The numbers Grinspun is referring to show that more than 75% of survey respondents are burnt out. Burnout was worse among nurses working on the front line and in hospitals. In addition, 69% of survey respondents said that they would change their position within the next five years, and 42% of those would leave the profession entirely.
The survey also found that nurses have seen an increase in their workloads, with more than half being concerned about the workload and skill mix.
Of the survey respondents, 60% said they were concerned with the staffing levels available. Only 35% of respondents indicated that they had enough support to spend time with patients and clients.
While these numbers are certainly sobering, it shouldn’t be a surprise to those who have been paying attention to the cries for help.
In the fall of 2021, the Ontario COVID-19 Science Advisory Table said that Ontario didn’t have the capacity for another wave of COVID-19. Between burnout, nurses and staff off sick with COVID-19 and people leaving the profession, hospitals are short-staffed and everyone is overworked.
In January, some Ontario hospitals had to declare “code orange,” (for disaster) due to nursing shortages.

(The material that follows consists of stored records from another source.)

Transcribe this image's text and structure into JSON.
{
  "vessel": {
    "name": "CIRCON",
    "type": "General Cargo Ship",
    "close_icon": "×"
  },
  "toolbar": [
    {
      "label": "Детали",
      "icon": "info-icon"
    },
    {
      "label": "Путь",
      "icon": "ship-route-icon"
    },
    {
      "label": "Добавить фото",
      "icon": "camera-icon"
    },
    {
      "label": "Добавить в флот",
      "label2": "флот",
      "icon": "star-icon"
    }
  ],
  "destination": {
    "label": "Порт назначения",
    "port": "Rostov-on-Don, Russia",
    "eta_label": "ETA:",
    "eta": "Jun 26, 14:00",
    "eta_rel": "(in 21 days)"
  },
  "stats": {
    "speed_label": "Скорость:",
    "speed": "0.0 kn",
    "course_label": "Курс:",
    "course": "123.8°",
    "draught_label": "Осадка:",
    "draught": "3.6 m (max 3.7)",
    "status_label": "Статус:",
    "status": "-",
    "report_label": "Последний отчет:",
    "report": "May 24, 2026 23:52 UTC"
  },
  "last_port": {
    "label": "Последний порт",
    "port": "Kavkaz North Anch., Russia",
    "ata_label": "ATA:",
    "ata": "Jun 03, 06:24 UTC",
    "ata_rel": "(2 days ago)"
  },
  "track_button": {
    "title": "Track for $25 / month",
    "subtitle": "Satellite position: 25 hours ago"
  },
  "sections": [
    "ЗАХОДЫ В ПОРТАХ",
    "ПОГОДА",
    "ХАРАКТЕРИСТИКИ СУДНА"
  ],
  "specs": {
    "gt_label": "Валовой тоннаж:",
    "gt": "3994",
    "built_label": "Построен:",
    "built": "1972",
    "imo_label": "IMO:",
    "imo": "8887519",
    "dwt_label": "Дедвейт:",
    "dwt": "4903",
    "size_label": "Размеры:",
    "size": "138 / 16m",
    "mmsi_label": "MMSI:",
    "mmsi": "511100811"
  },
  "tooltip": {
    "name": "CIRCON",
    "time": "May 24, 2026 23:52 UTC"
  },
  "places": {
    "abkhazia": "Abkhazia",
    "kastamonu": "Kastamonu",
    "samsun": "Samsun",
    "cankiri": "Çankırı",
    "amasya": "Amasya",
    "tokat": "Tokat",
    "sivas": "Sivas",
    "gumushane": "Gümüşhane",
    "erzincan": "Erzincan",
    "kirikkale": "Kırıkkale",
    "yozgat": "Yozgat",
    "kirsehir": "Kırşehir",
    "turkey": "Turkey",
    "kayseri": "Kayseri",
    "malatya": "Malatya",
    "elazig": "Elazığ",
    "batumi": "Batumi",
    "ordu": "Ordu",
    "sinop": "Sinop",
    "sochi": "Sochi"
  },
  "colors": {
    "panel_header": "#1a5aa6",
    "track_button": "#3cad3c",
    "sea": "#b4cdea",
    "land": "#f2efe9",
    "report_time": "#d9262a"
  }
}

The RNAO also released recommendations alongside the survey to help ease the burden felt by nurses. They are calling for the Bill C-124 (capping public sector wages) to be repealed, increase the registered nurse workforce by allowing 26,000 internationally trained nurses to join, increase funding for nursing programs, develop a program to help bring nurses back to the profession and establish a nursing taskforce.